Thursday, September 10, 2009

10 on 10: September

September, the world blushes golden, the harvest, the oranging of squash, and the yellowing of number two pencils and back to school buses.

breakfast and morning pages

arriving at King's High School to sub


lunch with the girls

CSA box goodies

Matt's night to cook dinner

dinner: spinach and goat cheese risotto

the Strong

dessert: nectarine tarts

Tuesday, September 08, 2009

Another Sunday Afternoon in the Kitchen

This week our CSA box was chock full of inspiring produce: green-husked tomatillos became a salsa verde with pineapple and jalapenos; beefsteak tomatoes became a last hurrah summer tomato saute with linguine; and shallots found their way into a Julia Child-inspired chicken with mushrooms in a port and cream reduction.
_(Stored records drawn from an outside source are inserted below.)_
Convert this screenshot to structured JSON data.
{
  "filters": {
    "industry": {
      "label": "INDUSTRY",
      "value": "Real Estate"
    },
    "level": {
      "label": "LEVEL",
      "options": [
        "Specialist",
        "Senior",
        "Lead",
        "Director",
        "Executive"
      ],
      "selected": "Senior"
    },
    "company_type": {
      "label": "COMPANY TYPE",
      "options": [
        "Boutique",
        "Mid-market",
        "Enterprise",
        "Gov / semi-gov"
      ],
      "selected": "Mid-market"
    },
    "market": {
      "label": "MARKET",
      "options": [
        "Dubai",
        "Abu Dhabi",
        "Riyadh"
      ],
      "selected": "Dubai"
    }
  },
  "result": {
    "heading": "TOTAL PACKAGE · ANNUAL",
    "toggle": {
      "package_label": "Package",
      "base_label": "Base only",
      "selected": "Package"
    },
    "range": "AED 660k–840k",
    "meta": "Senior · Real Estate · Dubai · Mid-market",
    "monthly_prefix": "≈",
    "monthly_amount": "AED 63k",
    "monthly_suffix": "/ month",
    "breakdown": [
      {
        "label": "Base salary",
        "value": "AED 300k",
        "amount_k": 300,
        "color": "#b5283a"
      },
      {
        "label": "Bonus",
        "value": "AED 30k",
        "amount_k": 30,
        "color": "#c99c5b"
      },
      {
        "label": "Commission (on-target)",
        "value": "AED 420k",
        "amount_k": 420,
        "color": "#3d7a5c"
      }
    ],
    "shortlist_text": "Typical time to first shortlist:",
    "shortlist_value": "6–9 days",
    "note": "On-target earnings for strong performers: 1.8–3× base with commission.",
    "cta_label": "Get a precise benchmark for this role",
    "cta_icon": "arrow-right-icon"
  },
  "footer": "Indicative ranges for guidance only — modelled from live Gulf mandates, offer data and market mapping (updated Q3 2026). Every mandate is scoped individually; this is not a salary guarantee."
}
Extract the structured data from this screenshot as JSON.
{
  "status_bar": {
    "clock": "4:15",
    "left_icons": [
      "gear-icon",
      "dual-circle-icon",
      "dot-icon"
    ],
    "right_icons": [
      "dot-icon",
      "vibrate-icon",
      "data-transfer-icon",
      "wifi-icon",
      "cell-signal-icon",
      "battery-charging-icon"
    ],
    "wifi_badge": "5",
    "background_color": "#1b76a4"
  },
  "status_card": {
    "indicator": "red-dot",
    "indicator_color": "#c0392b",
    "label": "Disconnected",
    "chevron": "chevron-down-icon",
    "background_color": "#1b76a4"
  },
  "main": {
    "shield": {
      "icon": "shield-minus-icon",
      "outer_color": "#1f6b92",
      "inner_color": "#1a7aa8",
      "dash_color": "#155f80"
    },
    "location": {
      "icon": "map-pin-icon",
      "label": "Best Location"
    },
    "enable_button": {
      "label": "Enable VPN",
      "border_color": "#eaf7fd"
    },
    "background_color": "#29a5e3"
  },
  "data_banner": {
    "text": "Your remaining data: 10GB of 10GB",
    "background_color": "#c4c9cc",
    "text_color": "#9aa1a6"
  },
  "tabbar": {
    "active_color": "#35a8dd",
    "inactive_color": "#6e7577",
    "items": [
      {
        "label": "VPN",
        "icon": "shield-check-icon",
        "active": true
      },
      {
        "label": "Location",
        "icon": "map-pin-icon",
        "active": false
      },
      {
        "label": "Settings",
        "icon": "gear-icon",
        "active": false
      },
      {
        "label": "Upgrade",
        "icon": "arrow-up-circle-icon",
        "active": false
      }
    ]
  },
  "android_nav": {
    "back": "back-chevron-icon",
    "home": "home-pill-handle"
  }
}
But best of all (or most picturesque, I should qualify) was the Pear and Honey Custard Tart that I made from Leslie Mackie's Macrina Cafe Cookbook. I received some blushing russet colored pears that set me in mind of something warm and sweet for the wonderfully stormy weather this weekend. Did anyone else spend Sunday morning indoors with the candles lit, coffee in hand, and a good book to keep them company with the drumming of the rain on the rooftop? The only thing that could make such a day even better is baking.

I had tried, and not been pleased with the results of, a Jamie Oliver Pear Tarte Tatin recipe last year, so I thought it was time to find a new pear dessert recipe. This one by Ms. Mackie let me continue sampling her cookbook and also use my new tart pan.

After making the world's easiest tart crust*, I pressed it into my tart pan, then put it into the freezer to chill for a half-hour before I pre-baked the dough in a 350 degree oven under parchment paper and baking weights (I use dried beans). Leslie suggests 25 minutes of baking time, but mine took a good deal longer before it was golden--I probably buried it in too many beans. Meanwhile I prepared the rest of the elements.

*[Sweet Almond Dough: 2 tablespoons of toasted and ground almonds (toast about 1/4 cup of whole raw almonds for 10 minutes in 350 degree oven before grinding), 1-1/2 cups flour, 1/2 cup sugar, 1 stick (8 Tbs) melted butter, and 1/2 tsp each of vanilla and almond extracts]

First I peeled and cored the pears, then I brought 3 cups of white wine and 3/4 cup of sugar to the boil and simmered it for about five minutes before I slipped the pears, rounded side down into the glaze.

I cooked them until they were fork tender and then pulled them out with a slotted spoon. By then my crust was ready and I sliced the pears lengthwise again and arranged them on top.

Next, I whisked together my custard ingredients.*

*[1 cup of heavy cream, 2 eggs, 1/2 cup of honey, 2 tablespoons of flour and 1/2 a teaspoon each of vanilla and almond extracts.]

All I had to do was to pour this over the tart and pop it all back into the 350 degree oven for 50 minutes. I kept the wine glaze on a low heat so that it could reduce even more and be used over the top at the end.

When the custard was set and golden (not quite there yet in the above photo), the tart was done. I let it cool for about 30 minutes, then poured some of the glaze over the top and garnished the edges with extra toasted, ground almonds.

All in all it was a success. The custard was delicious and the almond flavor was subtle and complimentary to the pears. I could see using nectarines, apples, or plums in lieu of pears.

My only complaints were that my crust was a bit too crunchy in places and I probably cooked it too long (less baking weights next time!). The pears also could have been more tender. They weren't fully ripe when I cooked them, so they needed more time in the wine glaze than Leslie's suggestion (7-10 minutes). My glaze could also have been more reduced and thicker at the time I poured it on the tart. The merits of this recipe far outweigh my mistakes, and I will certainly give it another try, armed with the knowledge gained from this first go around.

On another foody note, I was pleasantly entertained with Julie and Julia, the movie. My mom and I went together last Thursday and I spent the 2 hours laughing out loud often and falling in love with French food and these two well-acted characters. I think an edition of Julia Child's Mastering the Art of French Cooking may find its way onto my Christmas list.

Oh Christmas! Holiday foods are so exciting to think about. But before I get too far ahead of myself, I think it's time to focus on these last few boxes of late summer produce from Hedlin Farms and to stock up on homemade soups and sauces in my freezer. I, for one, will be praying for rainy days to keep me indoors and in front of my stove.